This card does NOT work as advertised.
Not a single merchant here has treated this card as a chip-and-pin card.
Every shingle merchant treats it as a chip-and-signature card.
A call back to the USA to Barclays resulted in this corporate speak
from a Barclays agent: this is a "chip-and-pin enabled" card.
In other words, it does not have a pin, but almost zero merchants
in Europe will treat this card as a chip-and-pin, so the card's pin
is useless in practice.
I got this card for the sole reason of having both the convenience
and security of a pin in Europe. I got neither.
Barclays should simply advertise: "We provide you with a chip-and-pin enabled card that would be really useful in Europe if merchants there used the provided pin. They do not
We aplogize that almost none of them use the pin. But if you want a useless chip-and-pin card, please sign up for our card."
That would be a truthful description of this card.
The chip and pin-enabled means that you can use the pin at unattended kiosks, but you need to sign elsewhere. Many of the other US credit cards are not pin-enabled. To give you an example, my Chase card was not accepted at a European train station, but my Barclays card was.
I understand that this card may work as a pin card in rare situations, such as unattended kiosks.
I understand that.
My problem is that Barclays markets its chip-and-pin card as something that will *generally* work in Europe as pin-enabled card. This is totally false. The reality is that its pin is rarely used.
So Barclays markets this card in a deceptive manner.
The unattended kiosks might be "rare situations" to you, but that's when, as the previous response said, the chip+pin on this card is clutch. At train stations in Europe, it lets you avoid the sometimes-long lines and agent fees. At gas stations in Iceland, unattended kiosks are very much the norm. That's not useless, it's exactly as advertised. Barclays is very clear on their own website, calling it "Chip and signature cards with PIN capability"
The gap between the marketing and the reality is far too large.
If Barclays simply advertised that this card will work at kiosks by pin and by signature everywhere else, that would be honest.
Hi sfgower, Thank you for reaching out, Currently our cards are chip and signature cards with PIN capability, as most merchants in the United States, where our cards are primarily used, are using this technology. Please be assured that as more U.S. merchants make the switch to chip and PIN we will implement the use of chip and PIN priority cards. Whether you will be asked for your signature or PIN will be determined by the merchant. In most cases when you travel abroad, you'll be asked to sign for transactions. However, some unattended terminals may ask for your PIN instead. Please let us know if you have any additional questions. ^SM
I certainly plan to take my arrival plus to Scotland. I know the trip is at least a year out, but I will report on my success with using the card over there.
When you use it at most places they the PIN doesn't really need to be used.

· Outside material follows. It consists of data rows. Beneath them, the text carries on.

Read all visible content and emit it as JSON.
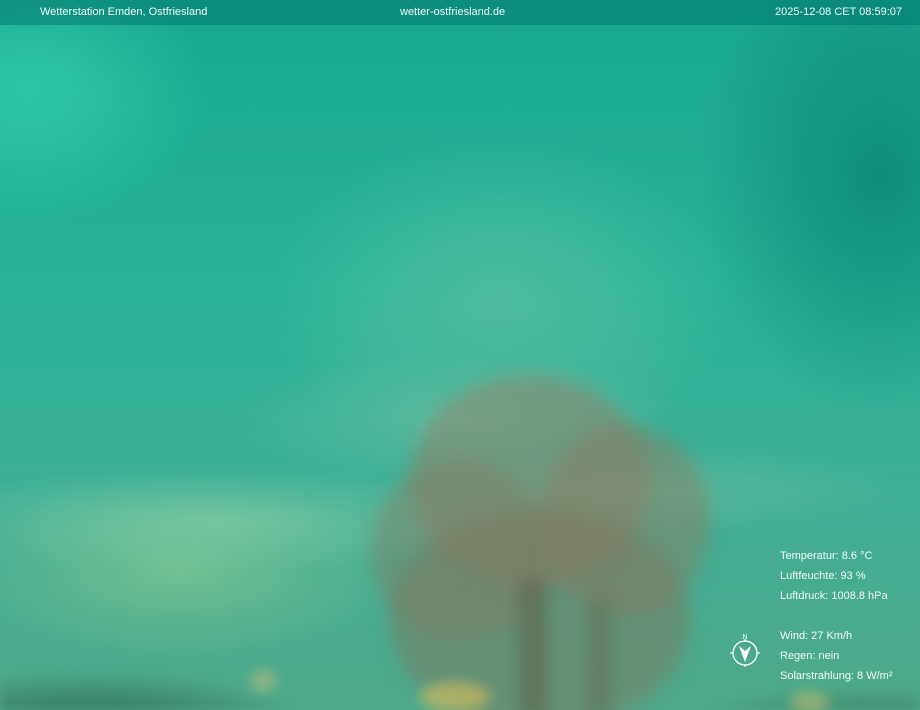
{
  "header": {
    "station": "Wetterstation Emden, Ostfriesland",
    "website": "wetter-ostfriesland.de",
    "timestamp": "2025-12-08 CET 08:59:07"
  },
  "weather": {
    "temperature": "Temperatur: 8.6 °C",
    "humidity": "Luftfeuchte: 93 %",
    "pressure": "Luftdruck: 1008.8 hPa",
    "wind": "Wind: 27 Km/h",
    "rain": "Regen: nein",
    "solar": "Solarstrahlung: 8 W/m²"
  },
  "compass": {
    "icon": "compass-icon",
    "north_label": "N",
    "color": "#ffffff"
  }
}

I think it is more useful when it comes to using it at like kiosks for like train tickets and such.
I don't really care if I have to sign at attended pay terminals (restaurants); they know I am not local anyway.
Where it really matters that a PIN is accepted is an unattended kiosks and gas stations. I tried my Arrivals+ card earlier this year at a train station kiosk in Hamburg and it worked fine.